top of page

‘The Beauties of Epsom’

2006/5 pp2–3


‘The Beauties of Epsom’


Poets are always glad to see their first effusions in print, and it must have been gratifying for young ‘Promotheus’ (sic) to open the Gentleman’s Magazine for March 1763 and see ‘The Beauties of Epsom’ set in small type on pages 138–9, between an ode to the Lake District and an allegory on the Shepherd and Truth. ‘Ye gentle nymphs’, he opens, ‘For you the daring poet tunes his lyre/ Oh listen to the strains yourselves inspire’.


An offer which we might be tempted to decline, since Promotheus’ occasional verse does not rise to a very high standard; but it is about Epsom, after all, and the Beauties are not anonymous, since in his footnotes he conscientiously identifies them as Miss Betsy W—d, Miss Betsy F—r, Miss Polly E—d, Miss Betsy R—s and Miss E—h H—. A little work with Lehmann’s Copyholds and the parish records of St. Martin’s has made it possible to identify the girls who had such a lasting effect on this impressionable versifier.


The youngest of them was Delia, upon whose cheek ‘eternal roses bloom/ Her ruby lips exhale a sweet perfume’, and who turns out in the everyday world to have been Elizabeth Foster, the eldest daughter of James Foster, the bricklayer, and his wife Mary. She was 17 when the poem was composed; she lived at 22 The Parade, down the footpath of Heathcote Road, and left the town after marrying Stephen Dungate.

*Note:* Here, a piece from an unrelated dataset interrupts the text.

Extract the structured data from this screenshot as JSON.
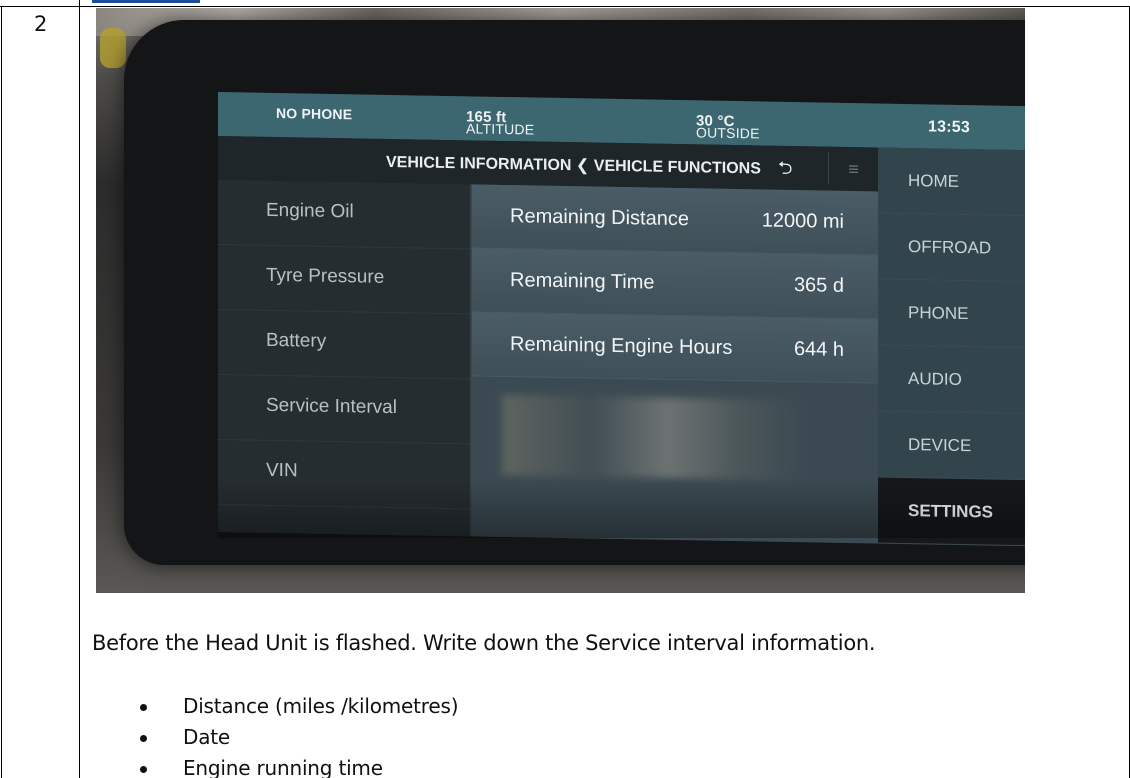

Sylvia – ‘Gay sportive Cupids flutter round the fair/ Pant on her breast, and wanton in her hair’ – was Elizabeth Wood, the 19-year-old daughter of the plumber, Edward Wood. Two years after this publication of her charms, she married Samuel Parish, the parish clerk; they had one child, a boy called Samuel, before she died in 1776. Young Samuel followed his father as clerk and afterwards became a bookseller.


‘When Flora sings there’s rapture in the sound/ We tread on air, and think ’tis heaven around’, and sadly this was to be the case, as Elizabeth Robards (or Robarts) died seven years later at the age of 31, unmarried, and with no monument in the churchyard to her memory, or to that of her father John, the baker.


The oldest of the nymphs was Belinda, otherwise known as Mary Eastland, who was 29 when she led the dance. ‘O still with soul-dissolving graces move/ And musically swim the maze of love’ says the enraptured Promotheus, ‘Thy waving arms in snowy circles play/ And all the easy conqueror display’. Mary was the only daughter and heir of John Eastland, who had recently risen from being a barber to a peruquemaker; she was a friend of Elizabeth Wood, having witnessed her marriage, and Elizabeth’s mother acted in turn as a witness when Mary married the cooper Richard Ragge in 1769. They moved into Mary’s property at 94/8 in the High Street (the old Yew Tree Cottage) and business must have prospered there, since her husband was ‘Mr. Richard Ragge’ when he died in 1796. Mary followed him five years later to an ornate tomb in St. Martin’s churchyard.


But Promotheus reserved his sweetest strains for Aurenelia, ‘pride of my verse, and object of my care’ – the beauteous and lovely Aurenelia, whose peaceful breast he longed to share, and afterwards ‘the long-wish’t nuptial knot to tie’. Whether he was successful must ever remain unknown, the disguise of Miss E—h H— being impenetrable to local history research – though she appears as Elizabeth rather than Betsy, she may have come from a better background than her sister nymphs. Clearly Epsom had descended a long way from its heyday as a spa by 1763, if the annual ball (if that is where the Beauties danced and sang) was limited to the daughters of bakers, plumbers, bricklayer-builders and a barber turned peruquemaker. Behind the flowery verse, we catch a glimpse of those social and personal networks between small trading families which in the next century would bring about the revival of Epsom as a town.


Jeremy Harte

bottom of page